GIVEN ENTRIES Start Marker

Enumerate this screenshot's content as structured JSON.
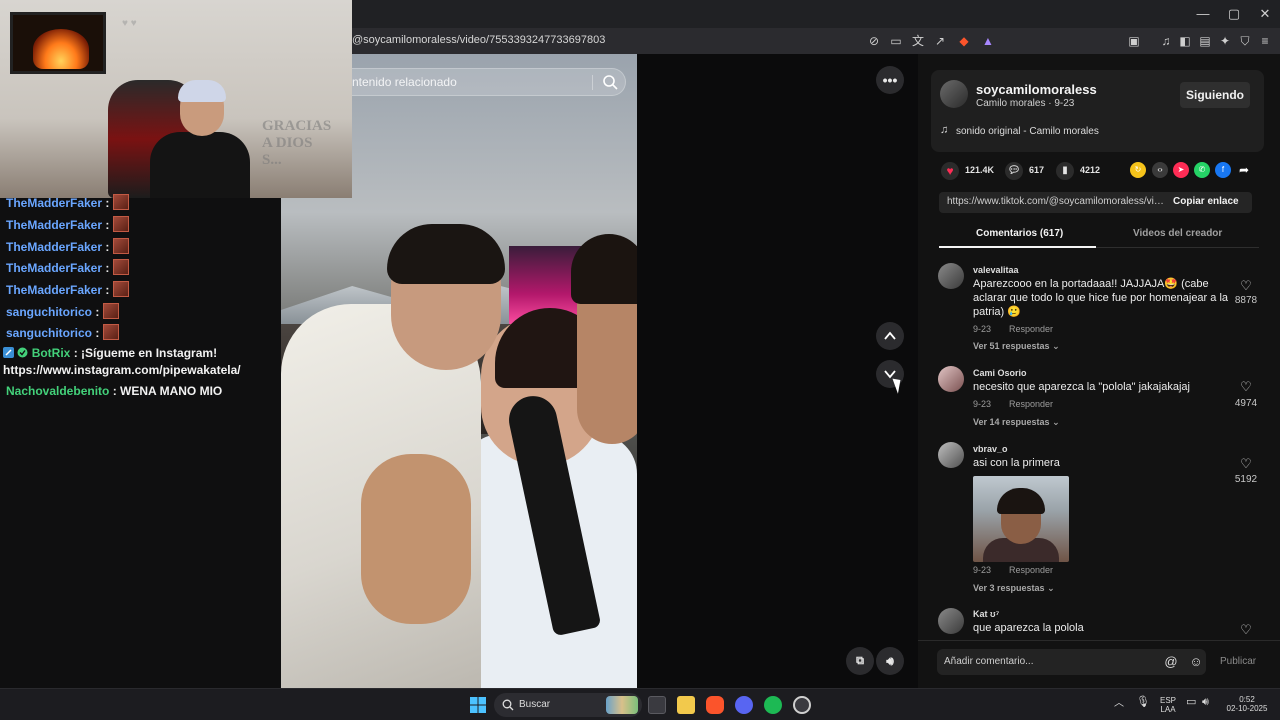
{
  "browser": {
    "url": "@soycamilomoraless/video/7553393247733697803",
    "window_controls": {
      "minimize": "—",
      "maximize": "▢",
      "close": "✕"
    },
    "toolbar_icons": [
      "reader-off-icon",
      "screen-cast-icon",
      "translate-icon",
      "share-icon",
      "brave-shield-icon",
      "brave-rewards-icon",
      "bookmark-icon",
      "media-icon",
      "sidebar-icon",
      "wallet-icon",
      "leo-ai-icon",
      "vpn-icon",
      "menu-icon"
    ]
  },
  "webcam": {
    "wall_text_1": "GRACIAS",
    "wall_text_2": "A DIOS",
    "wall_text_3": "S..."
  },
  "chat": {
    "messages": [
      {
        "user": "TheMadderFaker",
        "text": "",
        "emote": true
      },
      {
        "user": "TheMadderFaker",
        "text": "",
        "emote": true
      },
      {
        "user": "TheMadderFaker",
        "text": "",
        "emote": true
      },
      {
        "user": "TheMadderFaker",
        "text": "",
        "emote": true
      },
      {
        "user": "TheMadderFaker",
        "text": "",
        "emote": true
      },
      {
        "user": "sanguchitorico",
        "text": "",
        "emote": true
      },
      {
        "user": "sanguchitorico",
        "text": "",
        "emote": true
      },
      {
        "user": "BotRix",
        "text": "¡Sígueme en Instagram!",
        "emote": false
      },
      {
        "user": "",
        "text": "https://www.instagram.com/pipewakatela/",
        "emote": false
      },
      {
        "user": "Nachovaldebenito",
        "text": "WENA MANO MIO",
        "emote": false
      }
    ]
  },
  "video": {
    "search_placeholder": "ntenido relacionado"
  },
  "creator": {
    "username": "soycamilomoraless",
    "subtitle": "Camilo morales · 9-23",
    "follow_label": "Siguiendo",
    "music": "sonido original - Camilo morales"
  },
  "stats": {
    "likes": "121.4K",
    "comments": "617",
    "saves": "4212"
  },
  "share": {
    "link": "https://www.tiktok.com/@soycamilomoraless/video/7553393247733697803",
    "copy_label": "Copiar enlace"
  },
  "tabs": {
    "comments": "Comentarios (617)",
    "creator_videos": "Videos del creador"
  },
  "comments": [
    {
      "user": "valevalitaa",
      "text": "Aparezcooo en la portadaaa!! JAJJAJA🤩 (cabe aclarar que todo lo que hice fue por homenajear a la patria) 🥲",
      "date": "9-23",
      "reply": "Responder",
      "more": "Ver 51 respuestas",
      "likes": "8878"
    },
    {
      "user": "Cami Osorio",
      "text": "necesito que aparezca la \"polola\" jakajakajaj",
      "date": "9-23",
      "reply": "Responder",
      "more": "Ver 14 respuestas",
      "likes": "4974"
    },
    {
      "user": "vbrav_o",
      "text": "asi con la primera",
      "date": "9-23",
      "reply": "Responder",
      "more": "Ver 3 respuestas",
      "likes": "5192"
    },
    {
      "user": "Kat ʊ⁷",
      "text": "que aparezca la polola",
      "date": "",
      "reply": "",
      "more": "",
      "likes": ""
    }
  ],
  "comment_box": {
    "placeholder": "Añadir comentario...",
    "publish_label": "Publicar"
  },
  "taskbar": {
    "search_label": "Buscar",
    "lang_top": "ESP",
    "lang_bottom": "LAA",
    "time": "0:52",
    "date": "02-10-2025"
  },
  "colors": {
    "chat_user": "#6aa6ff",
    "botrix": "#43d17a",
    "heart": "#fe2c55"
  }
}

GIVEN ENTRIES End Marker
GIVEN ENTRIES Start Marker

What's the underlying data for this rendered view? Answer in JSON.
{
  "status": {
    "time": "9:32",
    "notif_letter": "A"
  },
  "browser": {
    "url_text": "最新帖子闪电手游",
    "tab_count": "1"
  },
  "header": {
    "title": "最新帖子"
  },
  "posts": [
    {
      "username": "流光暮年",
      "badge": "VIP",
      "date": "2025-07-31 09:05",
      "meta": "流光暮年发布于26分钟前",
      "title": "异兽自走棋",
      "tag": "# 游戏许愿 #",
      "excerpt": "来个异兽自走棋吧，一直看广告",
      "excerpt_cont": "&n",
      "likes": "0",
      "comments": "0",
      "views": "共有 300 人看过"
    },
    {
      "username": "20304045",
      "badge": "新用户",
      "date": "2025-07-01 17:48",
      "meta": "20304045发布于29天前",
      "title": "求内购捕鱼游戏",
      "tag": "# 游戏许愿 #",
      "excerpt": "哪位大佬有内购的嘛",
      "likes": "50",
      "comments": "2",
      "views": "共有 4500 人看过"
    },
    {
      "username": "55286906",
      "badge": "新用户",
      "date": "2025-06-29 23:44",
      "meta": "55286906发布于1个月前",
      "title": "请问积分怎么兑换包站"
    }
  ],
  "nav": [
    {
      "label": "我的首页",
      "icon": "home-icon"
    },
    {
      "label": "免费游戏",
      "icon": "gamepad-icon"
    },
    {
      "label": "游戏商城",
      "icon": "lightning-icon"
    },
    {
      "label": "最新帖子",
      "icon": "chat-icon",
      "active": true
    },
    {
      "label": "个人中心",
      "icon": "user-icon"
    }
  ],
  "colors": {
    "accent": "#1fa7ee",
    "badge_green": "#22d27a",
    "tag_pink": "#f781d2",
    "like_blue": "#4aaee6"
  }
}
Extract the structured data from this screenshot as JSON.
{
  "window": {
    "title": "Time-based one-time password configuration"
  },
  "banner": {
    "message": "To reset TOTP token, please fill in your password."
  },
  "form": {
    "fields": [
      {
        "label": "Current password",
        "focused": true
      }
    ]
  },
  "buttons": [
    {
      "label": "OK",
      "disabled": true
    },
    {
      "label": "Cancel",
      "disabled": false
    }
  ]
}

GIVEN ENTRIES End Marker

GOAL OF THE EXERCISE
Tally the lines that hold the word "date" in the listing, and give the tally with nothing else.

YOUR RESPONSE
8